Saved entries -
──────────

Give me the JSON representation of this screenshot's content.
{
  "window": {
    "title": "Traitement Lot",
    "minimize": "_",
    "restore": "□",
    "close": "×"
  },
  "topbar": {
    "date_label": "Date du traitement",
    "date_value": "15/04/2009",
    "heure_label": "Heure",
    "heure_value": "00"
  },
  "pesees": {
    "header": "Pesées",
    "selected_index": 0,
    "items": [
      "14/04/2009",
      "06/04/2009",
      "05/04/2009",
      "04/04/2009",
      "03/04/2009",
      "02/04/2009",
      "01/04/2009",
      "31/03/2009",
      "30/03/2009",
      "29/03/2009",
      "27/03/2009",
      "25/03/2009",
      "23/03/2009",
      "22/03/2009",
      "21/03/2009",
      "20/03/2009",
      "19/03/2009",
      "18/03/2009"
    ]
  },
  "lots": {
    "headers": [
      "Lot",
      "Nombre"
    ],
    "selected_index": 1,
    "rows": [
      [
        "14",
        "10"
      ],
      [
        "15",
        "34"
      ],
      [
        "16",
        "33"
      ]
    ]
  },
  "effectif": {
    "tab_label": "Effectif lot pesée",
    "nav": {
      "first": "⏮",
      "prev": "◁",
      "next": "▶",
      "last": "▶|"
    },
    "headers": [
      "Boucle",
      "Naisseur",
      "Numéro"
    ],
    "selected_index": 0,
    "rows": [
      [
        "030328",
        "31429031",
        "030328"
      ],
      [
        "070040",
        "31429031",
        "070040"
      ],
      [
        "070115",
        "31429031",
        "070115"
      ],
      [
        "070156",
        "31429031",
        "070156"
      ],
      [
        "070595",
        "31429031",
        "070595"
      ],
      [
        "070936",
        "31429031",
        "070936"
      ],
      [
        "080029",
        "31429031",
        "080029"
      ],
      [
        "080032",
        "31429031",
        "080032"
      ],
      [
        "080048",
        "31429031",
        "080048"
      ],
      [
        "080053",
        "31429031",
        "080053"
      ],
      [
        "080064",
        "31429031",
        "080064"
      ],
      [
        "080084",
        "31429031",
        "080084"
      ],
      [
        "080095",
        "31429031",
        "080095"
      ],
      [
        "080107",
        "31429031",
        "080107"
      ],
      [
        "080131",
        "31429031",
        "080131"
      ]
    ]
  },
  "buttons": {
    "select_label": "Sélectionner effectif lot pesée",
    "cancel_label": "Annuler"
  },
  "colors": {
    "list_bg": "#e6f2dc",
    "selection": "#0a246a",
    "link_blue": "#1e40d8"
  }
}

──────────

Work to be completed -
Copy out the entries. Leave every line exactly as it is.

Finished task -
Give me the JSON representation of this screenshot's content.
{
  "window": {
    "title": "Traitement Lot",
    "minimize": "_",
    "restore": "□",
    "close": "×"
  },
  "topbar": {
    "date_label": "Date du traitement",
    "date_value": "15/04/2009",
    "heure_label": "Heure",
    "heure_value": "00"
  },
  "pesees": {
    "header": "Pesées",
    "selected_index": 0,
    "items": [
      "14/04/2009",
      "06/04/2009",
      "05/04/2009",
      "04/04/2009",
      "03/04/2009",
      "02/04/2009",
      "01/04/2009",
      "31/03/2009",
      "30/03/2009",
      "29/03/2009",
      "27/03/2009",
      "25/03/2009",
      "23/03/2009",
      "22/03/2009",
      "21/03/2009",
      "20/03/2009",
      "19/03/2009",
      "18/03/2009"
    ]
  },
  "lots": {
    "headers": [
      "Lot",
      "Nombre"
    ],
    "selected_index": 1,
    "rows": [
      [
        "14",
        "10"
      ],
      [
        "15",
        "34"
      ],
      [
        "16",
        "33"
      ]
    ]
  },
  "effectif": {
    "tab_label": "Effectif lot pesée",
    "nav": {
      "first": "⏮",
      "prev": "◁",
      "next": "▶",
      "last": "▶|"
    },
    "headers": [
      "Boucle",
      "Naisseur",
      "Numéro"
    ],
    "selected_index": 0,
    "rows": [
      [
        "030328",
        "31429031",
        "030328"
      ],
      [
        "070040",
        "31429031",
        "070040"
      ],
      [
        "070115",
        "31429031",
        "070115"
      ],
      [
        "070156",
        "31429031",
        "070156"
      ],
      [
        "070595",
        "31429031",
        "070595"
      ],
      [
        "070936",
        "31429031",
        "070936"
      ],
      [
        "080029",
        "31429031",
        "080029"
      ],
      [
        "080032",
        "31429031",
        "080032"
      ],
      [
        "080048",
        "31429031",
        "080048"
      ],
      [
        "080053",
        "31429031",
        "080053"
      ],
      [
        "080064",
        "31429031",
        "080064"
      ],
      [
        "080084",
        "31429031",
        "080084"
      ],
      [
        "080095",
        "31429031",
        "080095"
      ],
      [
        "080107",
        "31429031",
        "080107"
      ],
      [
        "080131",
        "31429031",
        "080131"
      ]
    ]
  },
  "buttons": {
    "select_label": "Sélectionner effectif lot pesée",
    "cancel_label": "Annuler"
  },
  "colors": {
    "list_bg": "#e6f2dc",
    "selection": "#0a246a",
    "link_blue": "#1e40d8"
  }
}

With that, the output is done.